Donald Trump hasn’t changed much since taking office, but the structure surrounding the president has evolved more than once. The latest iteration of conditions in the White House appears designed to allow Trump to feel less constrained than he’s been.
The New Yorker’s Susan Glasser recently published a report on the Republican’s habit of getting in his own way.
This is likely to happen even more in the coming months, because of another one of the key events of the past year: Trump’s firing of his top officials, including Tillerson, the White House chief of staff John Kelly, and the national-security adviser H. R. McMaster, and replacing them with hard-liners more willing to accept Trump’s positions.
All those moves, as the foreign-policy analyst Thomas Wright put it to me, are “part of a deliberate strategy to maximize his freedom to operate.” And that was before the news of Mattis’s departure hit.
Around the same time, the New York Times reported that the president “appears determined to assemble a new team of advisers who will not tell him what he cannot do.” It came on the heels of a report from Politico that said acting White House Chief of Staff Mick Mulvaney, having seen John Kelly fail to instill a sense of discipline in the president, “intends to give Trump more leeway to act as he chooses.”
A Washington Post report added, “For President Trump, the era of containment is over.”
And what, pray tell, does this unrestrained presidency look like?

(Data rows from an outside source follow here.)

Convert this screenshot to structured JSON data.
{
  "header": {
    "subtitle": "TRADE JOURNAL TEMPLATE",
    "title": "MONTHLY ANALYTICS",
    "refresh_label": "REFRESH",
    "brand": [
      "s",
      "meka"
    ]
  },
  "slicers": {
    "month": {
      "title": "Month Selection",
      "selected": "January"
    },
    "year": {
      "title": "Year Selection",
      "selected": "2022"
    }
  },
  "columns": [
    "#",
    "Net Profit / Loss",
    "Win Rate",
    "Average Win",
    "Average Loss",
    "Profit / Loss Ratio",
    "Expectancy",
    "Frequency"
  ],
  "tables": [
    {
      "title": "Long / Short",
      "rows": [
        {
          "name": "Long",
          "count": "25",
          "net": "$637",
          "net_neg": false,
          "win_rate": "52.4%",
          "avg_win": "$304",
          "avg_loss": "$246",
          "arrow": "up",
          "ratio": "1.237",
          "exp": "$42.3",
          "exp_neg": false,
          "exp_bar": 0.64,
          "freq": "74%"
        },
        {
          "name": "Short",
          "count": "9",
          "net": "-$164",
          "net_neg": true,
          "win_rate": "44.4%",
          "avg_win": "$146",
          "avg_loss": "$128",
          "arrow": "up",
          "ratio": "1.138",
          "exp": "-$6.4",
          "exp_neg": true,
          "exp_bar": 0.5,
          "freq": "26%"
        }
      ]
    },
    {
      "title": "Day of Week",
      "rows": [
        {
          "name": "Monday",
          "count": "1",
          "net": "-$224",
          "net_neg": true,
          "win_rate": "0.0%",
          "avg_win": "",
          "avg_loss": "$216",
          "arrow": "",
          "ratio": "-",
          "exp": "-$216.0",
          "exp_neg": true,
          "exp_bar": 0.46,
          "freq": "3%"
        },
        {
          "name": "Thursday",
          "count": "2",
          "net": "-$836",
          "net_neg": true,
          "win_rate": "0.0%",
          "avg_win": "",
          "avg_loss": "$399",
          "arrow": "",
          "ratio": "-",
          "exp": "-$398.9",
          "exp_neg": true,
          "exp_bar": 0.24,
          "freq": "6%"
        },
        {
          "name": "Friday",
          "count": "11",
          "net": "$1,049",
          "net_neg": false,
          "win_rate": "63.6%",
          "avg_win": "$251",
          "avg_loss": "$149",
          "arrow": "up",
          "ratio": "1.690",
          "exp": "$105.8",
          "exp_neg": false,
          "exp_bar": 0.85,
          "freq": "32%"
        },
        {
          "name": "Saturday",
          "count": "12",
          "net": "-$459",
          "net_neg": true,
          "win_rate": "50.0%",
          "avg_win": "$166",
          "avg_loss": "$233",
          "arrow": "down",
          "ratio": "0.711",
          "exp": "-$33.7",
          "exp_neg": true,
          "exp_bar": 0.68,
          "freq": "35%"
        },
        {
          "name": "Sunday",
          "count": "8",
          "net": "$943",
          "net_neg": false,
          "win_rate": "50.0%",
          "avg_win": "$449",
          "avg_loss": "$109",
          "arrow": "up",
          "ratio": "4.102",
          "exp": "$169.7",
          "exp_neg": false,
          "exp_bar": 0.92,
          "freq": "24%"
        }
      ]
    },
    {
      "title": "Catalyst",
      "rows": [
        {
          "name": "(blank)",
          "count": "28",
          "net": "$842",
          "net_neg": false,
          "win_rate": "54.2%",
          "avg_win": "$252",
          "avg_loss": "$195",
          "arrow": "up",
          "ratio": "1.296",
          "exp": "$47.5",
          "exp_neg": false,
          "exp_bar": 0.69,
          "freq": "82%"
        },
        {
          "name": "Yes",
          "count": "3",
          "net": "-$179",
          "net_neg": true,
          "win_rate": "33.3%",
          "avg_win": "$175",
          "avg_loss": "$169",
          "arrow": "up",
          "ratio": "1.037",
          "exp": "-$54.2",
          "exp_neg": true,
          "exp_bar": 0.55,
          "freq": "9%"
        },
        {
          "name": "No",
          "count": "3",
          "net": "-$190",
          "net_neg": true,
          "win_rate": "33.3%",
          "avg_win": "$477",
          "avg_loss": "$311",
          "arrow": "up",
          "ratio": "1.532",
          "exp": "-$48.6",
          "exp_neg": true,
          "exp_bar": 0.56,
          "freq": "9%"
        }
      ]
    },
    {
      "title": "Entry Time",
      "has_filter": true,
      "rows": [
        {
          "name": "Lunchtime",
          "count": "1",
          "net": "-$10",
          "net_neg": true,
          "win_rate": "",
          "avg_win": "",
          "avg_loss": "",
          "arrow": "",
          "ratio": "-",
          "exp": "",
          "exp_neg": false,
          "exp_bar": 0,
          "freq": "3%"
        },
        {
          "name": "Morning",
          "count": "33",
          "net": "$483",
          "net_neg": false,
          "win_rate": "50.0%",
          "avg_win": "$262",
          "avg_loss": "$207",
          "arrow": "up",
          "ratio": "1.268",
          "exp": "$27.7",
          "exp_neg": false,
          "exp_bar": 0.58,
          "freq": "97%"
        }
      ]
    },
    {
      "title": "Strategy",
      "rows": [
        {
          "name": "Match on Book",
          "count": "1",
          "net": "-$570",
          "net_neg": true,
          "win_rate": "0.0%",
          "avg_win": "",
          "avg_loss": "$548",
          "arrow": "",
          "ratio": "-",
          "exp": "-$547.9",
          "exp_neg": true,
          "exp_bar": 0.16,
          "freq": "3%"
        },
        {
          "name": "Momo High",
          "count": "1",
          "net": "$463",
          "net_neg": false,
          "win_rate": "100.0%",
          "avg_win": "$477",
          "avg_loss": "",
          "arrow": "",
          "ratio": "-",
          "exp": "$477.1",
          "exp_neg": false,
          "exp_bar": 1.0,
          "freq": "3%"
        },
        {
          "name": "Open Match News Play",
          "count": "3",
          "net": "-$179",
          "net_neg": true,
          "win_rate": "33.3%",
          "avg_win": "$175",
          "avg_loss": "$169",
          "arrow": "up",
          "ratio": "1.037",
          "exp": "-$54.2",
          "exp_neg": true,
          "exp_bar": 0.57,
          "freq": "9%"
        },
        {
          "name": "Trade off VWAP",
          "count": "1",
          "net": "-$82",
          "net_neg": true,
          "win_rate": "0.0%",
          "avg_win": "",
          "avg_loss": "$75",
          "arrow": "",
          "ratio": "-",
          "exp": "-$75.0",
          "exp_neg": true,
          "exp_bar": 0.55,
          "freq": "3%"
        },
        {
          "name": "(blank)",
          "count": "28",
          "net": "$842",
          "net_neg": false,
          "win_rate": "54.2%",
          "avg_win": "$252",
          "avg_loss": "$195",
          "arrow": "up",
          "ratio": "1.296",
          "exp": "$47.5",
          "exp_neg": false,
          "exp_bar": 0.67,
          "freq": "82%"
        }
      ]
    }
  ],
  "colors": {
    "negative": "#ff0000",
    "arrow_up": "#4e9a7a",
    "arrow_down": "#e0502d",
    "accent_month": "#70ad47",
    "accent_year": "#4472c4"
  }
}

For one thing, Donald Trump flip-flopped his way into a government shutdown with no plan to get out of it, no strategy on how to manage it, and no ability to strike a deal to resolve it.
For another, no one seems to know for sure exactly what Trump’s immigration plan is. He apparently wants a wall, but he has no idea how to get one; he quietly abandoned his original construction plan; his own team doesn’t really expect it to be built; and even his allies aren’t sure whether it’s a “metaphor” or not.
Meanwhile, the administration’s policy in Syria has descended into total incoherence, with Trump making poorly thought out pronouncements that contradict each other, while White House National Security Adviser John Bolton contradicts both his boss and himself.
The common thread tying together practically all of Trump’s troubles is rampant incompetence. The president may finally have the “freedom to operate” he’s craved, but the result is a governing dynamic in which the amateur president appears to have no idea what he’s doing.